╔══

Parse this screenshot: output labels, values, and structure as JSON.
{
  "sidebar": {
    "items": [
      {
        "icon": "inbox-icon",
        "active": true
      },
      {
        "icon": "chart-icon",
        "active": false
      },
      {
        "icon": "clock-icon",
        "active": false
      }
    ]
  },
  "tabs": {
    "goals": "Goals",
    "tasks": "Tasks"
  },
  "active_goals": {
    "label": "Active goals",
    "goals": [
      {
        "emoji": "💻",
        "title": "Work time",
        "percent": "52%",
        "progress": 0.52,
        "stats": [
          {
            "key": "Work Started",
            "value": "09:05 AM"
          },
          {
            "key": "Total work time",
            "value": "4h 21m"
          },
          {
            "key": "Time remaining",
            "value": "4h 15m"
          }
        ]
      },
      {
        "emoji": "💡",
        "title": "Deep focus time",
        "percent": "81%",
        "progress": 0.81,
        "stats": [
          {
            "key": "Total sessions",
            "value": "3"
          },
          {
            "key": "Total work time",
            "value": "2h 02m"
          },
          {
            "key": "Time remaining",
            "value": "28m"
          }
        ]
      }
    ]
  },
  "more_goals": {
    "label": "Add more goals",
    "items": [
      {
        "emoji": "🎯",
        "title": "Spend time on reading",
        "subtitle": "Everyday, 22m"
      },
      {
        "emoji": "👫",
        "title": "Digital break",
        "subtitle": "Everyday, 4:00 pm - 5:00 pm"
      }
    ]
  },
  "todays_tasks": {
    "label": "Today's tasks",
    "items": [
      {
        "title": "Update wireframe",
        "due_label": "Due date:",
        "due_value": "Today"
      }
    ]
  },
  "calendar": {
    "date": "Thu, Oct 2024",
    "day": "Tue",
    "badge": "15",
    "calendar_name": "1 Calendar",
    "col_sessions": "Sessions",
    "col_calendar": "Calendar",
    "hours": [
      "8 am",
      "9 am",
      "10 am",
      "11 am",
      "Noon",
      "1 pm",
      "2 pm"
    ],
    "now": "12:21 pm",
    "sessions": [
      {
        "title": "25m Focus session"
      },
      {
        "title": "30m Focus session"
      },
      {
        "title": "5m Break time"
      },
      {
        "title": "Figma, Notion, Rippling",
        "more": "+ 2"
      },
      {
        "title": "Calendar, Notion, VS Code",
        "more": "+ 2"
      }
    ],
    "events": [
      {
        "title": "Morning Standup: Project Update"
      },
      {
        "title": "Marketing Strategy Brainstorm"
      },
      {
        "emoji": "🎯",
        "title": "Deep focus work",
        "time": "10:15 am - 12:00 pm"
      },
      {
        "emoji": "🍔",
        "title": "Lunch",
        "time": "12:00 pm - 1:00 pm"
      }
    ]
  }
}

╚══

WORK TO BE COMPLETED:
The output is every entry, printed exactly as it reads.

RESULT:
Parse this screenshot: output labels, values, and structure as JSON.
{
  "sidebar": {
    "items": [
      {
        "icon": "inbox-icon",
        "active": true
      },
      {
        "icon": "chart-icon",
        "active": false
      },
      {
        "icon": "clock-icon",
        "active": false
      }
    ]
  },
  "tabs": {
    "goals": "Goals",
    "tasks": "Tasks"
  },
  "active_goals": {
    "label": "Active goals",
    "goals": [
      {
        "emoji": "💻",
        "title": "Work time",
        "percent": "52%",
        "progress": 0.52,
        "stats": [
          {
            "key": "Work Started",
            "value": "09:05 AM"
          },
          {
            "key": "Total work time",
            "value": "4h 21m"
          },
          {
            "key": "Time remaining",
            "value": "4h 15m"
          }
        ]
      },
      {
        "emoji": "💡",
        "title": "Deep focus time",
        "percent": "81%",
        "progress": 0.81,
        "stats": [
          {
            "key": "Total sessions",
            "value": "3"
          },
          {
            "key": "Total work time",
            "value": "2h 02m"
          },
          {
            "key": "Time remaining",
            "value": "28m"
          }
        ]
      }
    ]
  },
  "more_goals": {
    "label": "Add more goals",
    "items": [
      {
        "emoji": "🎯",
        "title": "Spend time on reading",
        "subtitle": "Everyday, 22m"
      },
      {
        "emoji": "👫",
        "title": "Digital break",
        "subtitle": "Everyday, 4:00 pm - 5:00 pm"
      }
    ]
  },
  "todays_tasks": {
    "label": "Today's tasks",
    "items": [
      {
        "title": "Update wireframe",
        "due_label": "Due date:",
        "due_value": "Today"
      }
    ]
  },
  "calendar": {
    "date": "Thu, Oct 2024",
    "day": "Tue",
    "badge": "15",
    "calendar_name": "1 Calendar",
    "col_sessions": "Sessions",
    "col_calendar": "Calendar",
    "hours": [
      "8 am",
      "9 am",
      "10 am",
      "11 am",
      "Noon",
      "1 pm",
      "2 pm"
    ],
    "now": "12:21 pm",
    "sessions": [
      {
        "title": "25m Focus session"
      },
      {
        "title": "30m Focus session"
      },
      {
        "title": "5m Break time"
      },
      {
        "title": "Figma, Notion, Rippling",
        "more": "+ 2"
      },
      {
        "title": "Calendar, Notion, VS Code",
        "more": "+ 2"
      }
    ],
    "events": [
      {
        "title": "Morning Standup: Project Update"
      },
      {
        "title": "Marketing Strategy Brainstorm"
      },
      {
        "emoji": "🎯",
        "title": "Deep focus work",
        "time": "10:15 am - 12:00 pm"
      },
      {
        "emoji": "🍔",
        "title": "Lunch",
        "time": "12:00 pm - 1:00 pm"
      }
    ]
  }
}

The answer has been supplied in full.